Data —
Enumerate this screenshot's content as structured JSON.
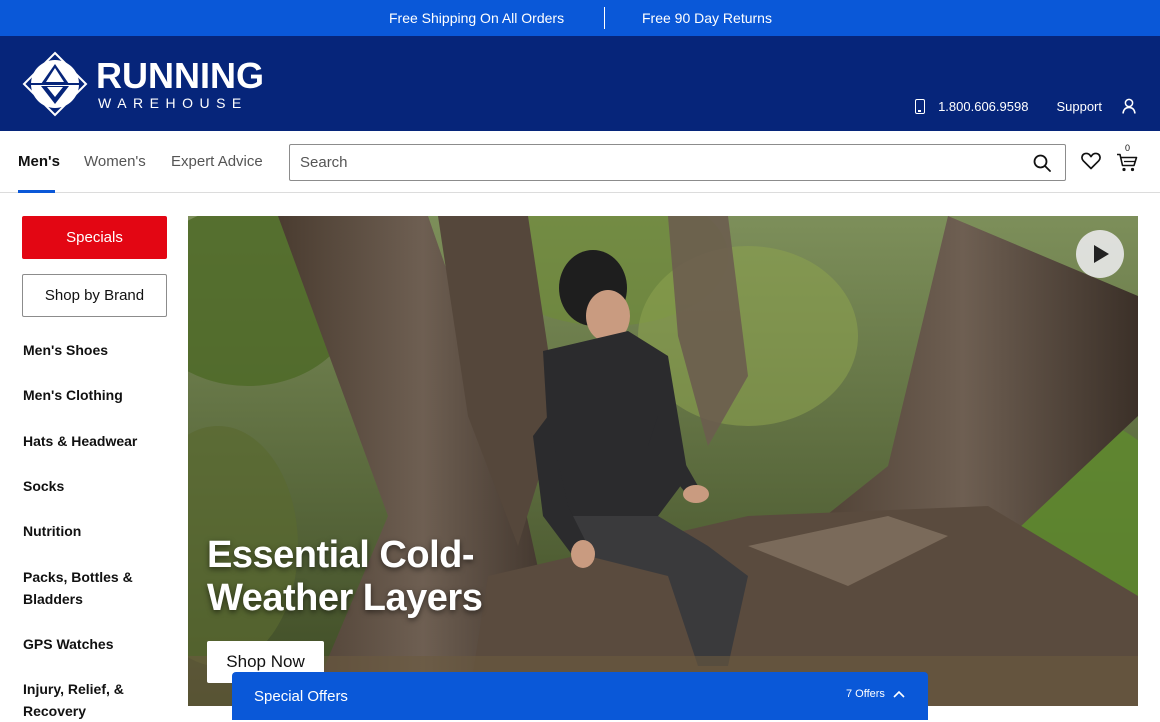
{
  "promo_bar": {
    "items": [
      "Free Shipping On All Orders",
      "Free 90 Day Returns"
    ]
  },
  "header": {
    "logo": {
      "line1": "RUNNING",
      "line2": "WAREHOUSE"
    },
    "phone": "1.800.606.9598",
    "support_label": "Support",
    "icons": [
      "phone-icon",
      "account-icon"
    ]
  },
  "nav": {
    "tabs": [
      {
        "label": "Men's",
        "active": true
      },
      {
        "label": "Women's",
        "active": false
      },
      {
        "label": "Expert Advice",
        "active": false
      }
    ],
    "search": {
      "placeholder": "Search",
      "value": ""
    },
    "cart_count": "0",
    "icons": [
      "search-icon",
      "heart-icon",
      "cart-icon"
    ]
  },
  "sidebar": {
    "specials_label": "Specials",
    "brand_label": "Shop by Brand",
    "items": [
      "Men's Shoes",
      "Men's Clothing",
      "Hats & Headwear",
      "Socks",
      "Nutrition",
      "Packs, Bottles & Bladders",
      "GPS Watches",
      "Injury, Relief, & Recovery"
    ]
  },
  "hero": {
    "title": "Essential Cold-Weather Layers",
    "cta_label": "Shop Now",
    "icons": [
      "play-icon"
    ]
  },
  "offers_bar": {
    "title": "Special Offers",
    "count": "7 Offers",
    "icons": [
      "chevron-up-icon"
    ]
  },
  "colors": {
    "promo_blue": "#0a58d8",
    "header_navy": "#06257a",
    "specials_red": "#e30613"
  }
}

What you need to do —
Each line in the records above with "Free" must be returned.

Written solution —
      "Free Shipping On All Orders",
      "Free 90 Day Returns"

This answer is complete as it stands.